I read this article yesterday, and on the one hand, I want to say, “Well, no shit.”, but then I remember that there are well meaning people who honestly believe that they have the right to tear down another human being in the name of “For their own good.”
I want to say, before I get started here, that I am not talking about medical professionals (although, it needs to be said, maybe, that there are ways to tell a patient that they need to make changes for their health without making it a shameful thing.), but instead I am talking about the people in our lives (Most of them well meaning, but not all) who insist that they have the right to say hurtful and shitty things to us in the name of “For your own good.”.
This is the first time since I started writing here that I am heavily weighing (Heh, look-a pun!) how to say what I want to say because I worry about offending people in my life who may or may not read this, so, here goes. 🙂
I believe that while we are certainly shaped by the way we are raised, we are predominantly responsible, individually, for what we do with our upbringing as adults. This will account for how people raised in the same environments can become adults with vastly different outlooks and life experiences.
That said, though, I also believe that if you are told something, or shown something often enough, it will become true for you. Which, I think, is part of why I am here, and struggling so hard sometimes with the work of overriding 20+ years of habits, both physical and mental.
There are a couple of sentences that make me flinch internally, even today, at 41 years old. One of them is, “…but you have such a pretty face…”. Another one is any variation of “I just worry about your health.”. I know that people mean well, but in my experience that sentence comes either immediately before or after a truly offensive and hurtful piece of someone’s mind. And the phrase “I just worry about your health.” is supposed to make it not only ok, but you’re supposed to feel bad that your fatness put them in the position of having to say something in the first place.

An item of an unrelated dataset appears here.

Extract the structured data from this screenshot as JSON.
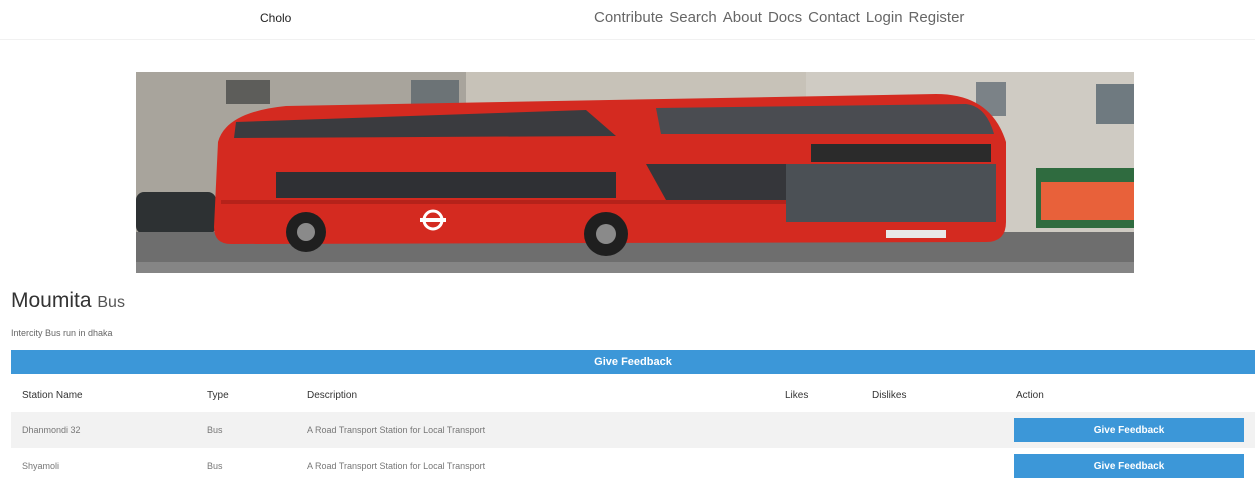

So often in families, “playful ribbing” about someone’s weight is supposed to be motivational and acceptable. “If you don’t like it, lose some weight.” not only isn’t helpful, it’s stupid.
“Boys/girls don’t like fat girls/boys.” is not going to encourage your child to “get skinny”, it’s going to convince them that they’re not worthy of the love of another human being.

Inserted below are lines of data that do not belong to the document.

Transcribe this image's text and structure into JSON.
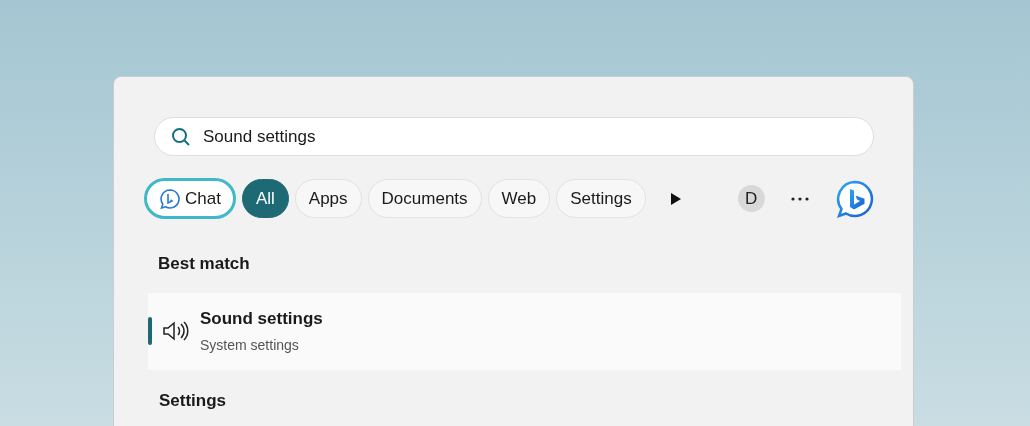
{
  "search": {
    "value": "Sound settings"
  },
  "filters": [
    {
      "kind": "chat",
      "label": "Chat",
      "selected": false
    },
    {
      "kind": "filter",
      "label": "All",
      "selected": true
    },
    {
      "kind": "filter",
      "label": "Apps",
      "selected": false
    },
    {
      "kind": "filter",
      "label": "Documents",
      "selected": false
    },
    {
      "kind": "filter",
      "label": "Web",
      "selected": false
    },
    {
      "kind": "filter",
      "label": "Settings",
      "selected": false
    }
  ],
  "account": {
    "initial": "D"
  },
  "best_match": {
    "heading": "Best match",
    "title": "Sound settings",
    "subtitle": "System settings",
    "selected": true
  },
  "settings_heading": "Settings"
}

Look, the fact that this study had to be done, that this isn’t a “No shit, Sherlock” moment of blatant common sense just means that we have a lot of work with regards to making sure we raise our children to be healthy, active and moderate in their habits, so they don’t grow up in an era where there have to be studies done to prove that being mean and hateful is the wrong course of action.
And if you’re really worried about someone’s health (and if their health is any of your business at all), take them to, or talk to them about seeing a doctor. After all, if you thought someone might have asthma, you wouldn’t stand around telling them how no one will date a wheezer, you get them to a doctor.